bio_img2.jpgAnswer: Fourth-year students select from a number of laboratories and conduct research on a specific topic over the course of a year. Between the third and fourth years, an instructor takes responsibility for guiding each student’s individual research. The results of this research are compiled into a graduation thesis. Just as undergraduates in art departments create works for a graduation portfolio, our students compile the results of their year of research. A student’s choice of laboratories will affect the specialized field in which he or she conducts his or her research, and students should thus begin considering which laboratory they wish to join during their second and third years.

 

Question 9: I’d like to enter a career in researching and developing cosmetics. Which department should I choose?

 

Answer: Cosmetics research and development requires a background in a variety of fields. While chemists are responsible for creating new materials, individuals who have studied biology are necessary to investigate the safety of such products.
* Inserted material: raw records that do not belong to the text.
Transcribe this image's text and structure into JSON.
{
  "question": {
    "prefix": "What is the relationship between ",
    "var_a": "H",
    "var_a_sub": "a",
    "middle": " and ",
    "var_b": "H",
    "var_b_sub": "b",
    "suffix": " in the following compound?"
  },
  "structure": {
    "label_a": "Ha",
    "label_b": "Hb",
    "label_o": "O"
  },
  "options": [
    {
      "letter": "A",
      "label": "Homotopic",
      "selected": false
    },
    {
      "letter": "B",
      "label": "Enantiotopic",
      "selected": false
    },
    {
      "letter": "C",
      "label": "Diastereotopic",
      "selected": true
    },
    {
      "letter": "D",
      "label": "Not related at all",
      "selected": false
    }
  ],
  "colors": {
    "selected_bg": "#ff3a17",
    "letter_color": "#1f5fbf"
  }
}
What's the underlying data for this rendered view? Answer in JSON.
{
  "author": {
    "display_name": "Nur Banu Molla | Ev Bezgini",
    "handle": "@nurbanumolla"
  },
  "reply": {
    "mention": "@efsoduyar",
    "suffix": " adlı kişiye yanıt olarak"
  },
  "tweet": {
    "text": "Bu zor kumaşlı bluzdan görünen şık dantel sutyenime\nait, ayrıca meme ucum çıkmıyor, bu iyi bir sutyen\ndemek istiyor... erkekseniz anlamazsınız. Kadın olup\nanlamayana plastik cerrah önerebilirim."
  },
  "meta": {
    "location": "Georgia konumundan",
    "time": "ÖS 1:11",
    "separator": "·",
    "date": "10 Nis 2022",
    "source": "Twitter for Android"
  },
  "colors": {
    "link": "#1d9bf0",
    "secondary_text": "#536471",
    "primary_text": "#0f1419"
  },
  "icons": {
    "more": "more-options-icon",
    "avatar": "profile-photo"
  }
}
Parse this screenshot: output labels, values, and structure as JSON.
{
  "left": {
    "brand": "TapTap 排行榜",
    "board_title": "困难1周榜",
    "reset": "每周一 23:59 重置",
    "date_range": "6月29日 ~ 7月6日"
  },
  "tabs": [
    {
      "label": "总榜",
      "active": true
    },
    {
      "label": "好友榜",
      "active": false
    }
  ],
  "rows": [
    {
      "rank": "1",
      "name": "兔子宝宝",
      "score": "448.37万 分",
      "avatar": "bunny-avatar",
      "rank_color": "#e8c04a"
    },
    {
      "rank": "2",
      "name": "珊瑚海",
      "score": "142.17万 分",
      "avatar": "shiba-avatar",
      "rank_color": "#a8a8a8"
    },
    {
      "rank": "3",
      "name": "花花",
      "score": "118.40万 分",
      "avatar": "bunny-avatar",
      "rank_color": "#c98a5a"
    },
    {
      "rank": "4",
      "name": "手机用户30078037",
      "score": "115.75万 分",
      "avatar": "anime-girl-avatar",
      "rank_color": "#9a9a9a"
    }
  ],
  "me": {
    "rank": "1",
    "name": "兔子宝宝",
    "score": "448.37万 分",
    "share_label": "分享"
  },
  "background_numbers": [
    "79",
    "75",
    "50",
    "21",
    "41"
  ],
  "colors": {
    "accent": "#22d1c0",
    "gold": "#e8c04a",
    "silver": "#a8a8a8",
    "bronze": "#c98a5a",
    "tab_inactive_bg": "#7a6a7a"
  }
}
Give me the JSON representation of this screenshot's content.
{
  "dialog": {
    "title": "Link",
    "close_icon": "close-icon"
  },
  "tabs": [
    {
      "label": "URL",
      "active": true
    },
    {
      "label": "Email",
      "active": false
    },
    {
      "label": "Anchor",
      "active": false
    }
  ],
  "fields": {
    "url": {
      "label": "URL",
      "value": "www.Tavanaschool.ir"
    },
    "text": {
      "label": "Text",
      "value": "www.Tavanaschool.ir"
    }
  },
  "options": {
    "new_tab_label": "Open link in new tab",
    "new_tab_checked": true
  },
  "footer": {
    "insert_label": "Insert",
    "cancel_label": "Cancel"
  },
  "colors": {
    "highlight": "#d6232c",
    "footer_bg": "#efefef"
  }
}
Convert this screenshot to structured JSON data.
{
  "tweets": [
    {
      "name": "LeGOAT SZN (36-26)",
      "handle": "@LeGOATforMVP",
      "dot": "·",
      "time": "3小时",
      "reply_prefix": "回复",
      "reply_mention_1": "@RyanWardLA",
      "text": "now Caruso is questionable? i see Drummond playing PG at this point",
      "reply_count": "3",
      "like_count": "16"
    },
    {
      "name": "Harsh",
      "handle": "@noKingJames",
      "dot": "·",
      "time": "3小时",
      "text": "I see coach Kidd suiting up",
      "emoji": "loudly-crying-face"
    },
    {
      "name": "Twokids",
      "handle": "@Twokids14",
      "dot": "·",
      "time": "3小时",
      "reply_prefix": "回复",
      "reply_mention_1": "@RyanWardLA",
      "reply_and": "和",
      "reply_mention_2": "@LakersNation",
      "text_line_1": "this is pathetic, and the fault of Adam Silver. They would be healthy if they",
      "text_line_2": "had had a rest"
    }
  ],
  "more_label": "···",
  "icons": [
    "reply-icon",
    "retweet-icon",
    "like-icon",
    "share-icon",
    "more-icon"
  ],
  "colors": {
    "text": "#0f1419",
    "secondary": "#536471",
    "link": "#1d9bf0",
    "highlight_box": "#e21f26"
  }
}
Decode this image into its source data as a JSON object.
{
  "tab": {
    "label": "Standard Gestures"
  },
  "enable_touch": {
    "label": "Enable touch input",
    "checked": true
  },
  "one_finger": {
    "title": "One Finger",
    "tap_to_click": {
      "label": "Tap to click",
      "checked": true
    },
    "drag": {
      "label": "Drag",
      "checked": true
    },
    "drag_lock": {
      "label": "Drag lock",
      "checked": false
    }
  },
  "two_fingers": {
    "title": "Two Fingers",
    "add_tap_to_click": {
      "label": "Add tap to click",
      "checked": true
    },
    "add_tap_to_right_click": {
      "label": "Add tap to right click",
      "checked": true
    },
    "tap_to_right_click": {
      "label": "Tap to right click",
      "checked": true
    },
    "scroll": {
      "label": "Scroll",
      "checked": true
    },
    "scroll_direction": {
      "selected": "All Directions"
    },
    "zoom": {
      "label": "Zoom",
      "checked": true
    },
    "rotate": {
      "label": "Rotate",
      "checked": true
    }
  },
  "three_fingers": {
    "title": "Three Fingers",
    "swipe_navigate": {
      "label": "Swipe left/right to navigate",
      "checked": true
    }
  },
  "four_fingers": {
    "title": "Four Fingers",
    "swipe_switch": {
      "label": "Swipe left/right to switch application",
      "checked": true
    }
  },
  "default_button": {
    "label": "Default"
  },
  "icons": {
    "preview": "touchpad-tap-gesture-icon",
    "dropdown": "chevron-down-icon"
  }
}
Graduates of the Biology Course have gone on to create careers in the cosmetics industry.

 

Question 10: I didn’t take biology in high school, but I’d like to enter the Biology Course. Will this be possible?

 

Answer: That’s fine. There are many such students in the Biology Course. Even if you didn’t study biology in high school, the first-year course available that teaches the fundamentals of high school-level biology. You don’t need to worry about not being able to keep up with university studies. Fields such as chemistry and physics are also essential to contemporary biological science, and students who have studied those sciences will find them useful for understanding living organisms at the molecular level in the Yamaguchi University Department of Biology and Chemistry. Actually, we also have courses on biochemistry and biophysics in our university.

 

Question 11: I’m interested in biotechnology. Will I be able to pursue this field in the Yamaguchi University Department of Biology and Chemistry?

 

Answer: Yes, you will. It’s often said that we’re entering the age of biotechnology. This refers to the methods and technologies used in relation to living organisms. In the Biology Course, you’ll learn the principles biotechnologies such as cell cultivation, gene manipulation, and microscopic technology while also gaining practical knowledge from student experiments. At Yamaguchi University, we strive to maintain a facility that includes the latest equipment necessary for education and research. Our Science Research Center includes instrumental analysis, bio-analysis, isotope analysis and genetic experimentation facilities. Think about what type of career you’d like to enter through the study of biotechnology.

 

Question 12: I’d like to research cell division. Is this available at the Yamaguchi University Department of Biology and Chemistry?

 

Answer: Yes. Cells are the fundamental elements of living organisms, and understanding how they reproduce is one of the major issues in biology. Pursuing research on the molecular mechanisms of cell division may lead to a method for controlling the division of cancer cells. Yamaguchi University’s Biology Course includes a number of instructors researching the mechanics of cell division, conducting cutting edge research.

 

Question 13: I’m not very good at English. Will I need it in university?

 

Many companies are presently recruiting new employees from abroad, and language skills are given importance even in evaluating domestic candidates. For this reason, Yamaguchi University is putting effort into English education. First year students take the nationwide examination of English competency known as TOEIC, and are placed into a course based on their abilities. While you may not be confident in your English abilities, it’s simply a language, not so different from your native language. If you’re diligent about engaging with English, you’ll certainly be able to use it.